Interoperability and Simplicity the Key Trends at Connections 2008
Hillcrest demonstrated an accelerometer-based remote control technology that allows a user to interface with graphics on a TV by, essentially, pointing at them. Riding the popularity of the Wii, and anticipating the launch of the iPhone 3G, the company says that pointing is the most natural way for humans to select what they want, and that children point to express a want well before being able to talk. We’re not sure the average consumer wants technology dumbed down to something a 6-month-old child can master, but the simplicity of movement and lack of excess buttons, combined with a clean GUI, made the experience far better than the typical multifunction remote.
Lastly, ZeeVee demonstrated a PC-to-TV technology for live streaming of any internet-based video.
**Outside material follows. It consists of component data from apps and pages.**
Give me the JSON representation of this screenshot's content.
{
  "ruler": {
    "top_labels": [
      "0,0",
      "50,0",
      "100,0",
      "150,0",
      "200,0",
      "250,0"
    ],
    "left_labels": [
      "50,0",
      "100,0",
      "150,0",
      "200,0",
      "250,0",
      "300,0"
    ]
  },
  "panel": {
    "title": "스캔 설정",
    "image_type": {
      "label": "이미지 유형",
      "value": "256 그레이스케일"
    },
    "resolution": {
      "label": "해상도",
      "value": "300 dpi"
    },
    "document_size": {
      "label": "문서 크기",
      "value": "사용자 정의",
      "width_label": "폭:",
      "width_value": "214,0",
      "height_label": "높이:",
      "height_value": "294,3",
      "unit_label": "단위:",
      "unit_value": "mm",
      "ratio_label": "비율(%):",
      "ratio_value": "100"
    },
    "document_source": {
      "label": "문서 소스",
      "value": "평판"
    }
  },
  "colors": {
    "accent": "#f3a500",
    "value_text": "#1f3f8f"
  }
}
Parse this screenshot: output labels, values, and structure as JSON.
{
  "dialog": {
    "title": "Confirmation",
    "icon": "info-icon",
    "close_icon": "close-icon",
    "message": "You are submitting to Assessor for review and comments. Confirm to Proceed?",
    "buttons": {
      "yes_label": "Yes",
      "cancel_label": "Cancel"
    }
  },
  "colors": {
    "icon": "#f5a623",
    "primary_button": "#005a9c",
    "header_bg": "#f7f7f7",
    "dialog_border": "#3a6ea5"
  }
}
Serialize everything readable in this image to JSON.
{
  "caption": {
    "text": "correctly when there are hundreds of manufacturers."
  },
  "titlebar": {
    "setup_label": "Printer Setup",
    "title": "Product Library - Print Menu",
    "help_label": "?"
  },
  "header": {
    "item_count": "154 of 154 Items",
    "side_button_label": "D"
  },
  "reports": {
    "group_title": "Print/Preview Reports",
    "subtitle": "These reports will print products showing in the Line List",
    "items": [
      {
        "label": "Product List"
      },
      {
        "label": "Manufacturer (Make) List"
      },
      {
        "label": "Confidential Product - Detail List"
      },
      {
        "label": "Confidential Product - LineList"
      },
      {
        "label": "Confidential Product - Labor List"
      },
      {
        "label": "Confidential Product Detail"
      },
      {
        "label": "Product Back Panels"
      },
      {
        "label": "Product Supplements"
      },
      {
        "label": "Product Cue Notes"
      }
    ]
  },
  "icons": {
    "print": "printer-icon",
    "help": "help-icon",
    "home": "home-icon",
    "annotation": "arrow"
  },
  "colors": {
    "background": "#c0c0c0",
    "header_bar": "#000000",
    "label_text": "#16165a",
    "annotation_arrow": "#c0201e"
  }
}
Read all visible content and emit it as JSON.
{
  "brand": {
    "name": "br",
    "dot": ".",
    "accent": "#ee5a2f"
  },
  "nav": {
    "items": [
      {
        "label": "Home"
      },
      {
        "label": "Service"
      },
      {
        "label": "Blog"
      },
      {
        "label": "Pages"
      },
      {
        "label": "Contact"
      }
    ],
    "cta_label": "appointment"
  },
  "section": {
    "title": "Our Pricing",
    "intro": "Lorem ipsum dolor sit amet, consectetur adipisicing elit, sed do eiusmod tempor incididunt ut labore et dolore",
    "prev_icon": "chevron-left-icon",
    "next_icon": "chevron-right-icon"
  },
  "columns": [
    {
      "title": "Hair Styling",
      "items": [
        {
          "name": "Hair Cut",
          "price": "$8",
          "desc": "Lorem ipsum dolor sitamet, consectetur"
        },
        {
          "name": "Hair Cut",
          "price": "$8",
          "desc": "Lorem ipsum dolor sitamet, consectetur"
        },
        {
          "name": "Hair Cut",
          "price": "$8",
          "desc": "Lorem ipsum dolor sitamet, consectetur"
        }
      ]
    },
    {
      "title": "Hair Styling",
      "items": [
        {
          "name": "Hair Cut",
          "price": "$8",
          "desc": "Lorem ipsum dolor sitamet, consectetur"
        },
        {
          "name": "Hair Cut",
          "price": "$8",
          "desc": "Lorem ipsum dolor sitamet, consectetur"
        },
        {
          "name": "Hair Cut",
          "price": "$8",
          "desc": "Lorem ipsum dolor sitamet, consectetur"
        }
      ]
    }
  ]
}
Like the original SlingBox solution, a separate box is required, but only one is needed per internet connection, so multiple TVs can share the feed. An advantage claimed by ZeeVee is the location of the box, which sits along side the PC, rather than the TV, arguably reducing clutter in the living room. The technology works by compressing internet video into MPEG-2, sending it over coaxial cable like analog or digital cable TV, and then remodulating the signal into QAM. While an intriguing solution, it has two potential shortfalls: concatenation (or excessive artifacting from transcoding internet video from one format to MPEG-2) and the fact that it requires a TV with a built in QAM tuner, currently limiting the reachable number of households in the U.S., and certainly limiting the geographic reach.
Our assessment of the Connections conference is that the various delivery options have matured. For all that, though, the consumer may end up being the ultimate winner, as the voice of reason that the consumer offers is beginning to be heard. With a growing plethora of devices that have media on them that can be delivered around the house via streaming, and with a variety of wired or wireless paths into their house, the consumer "just wants it to work." Until there is agreement between the competing standards—which each own a particular pathway in terms of delivery technologies—the consumer is left having to choose between technologies that may have a lifespan shorter than a VHS tape.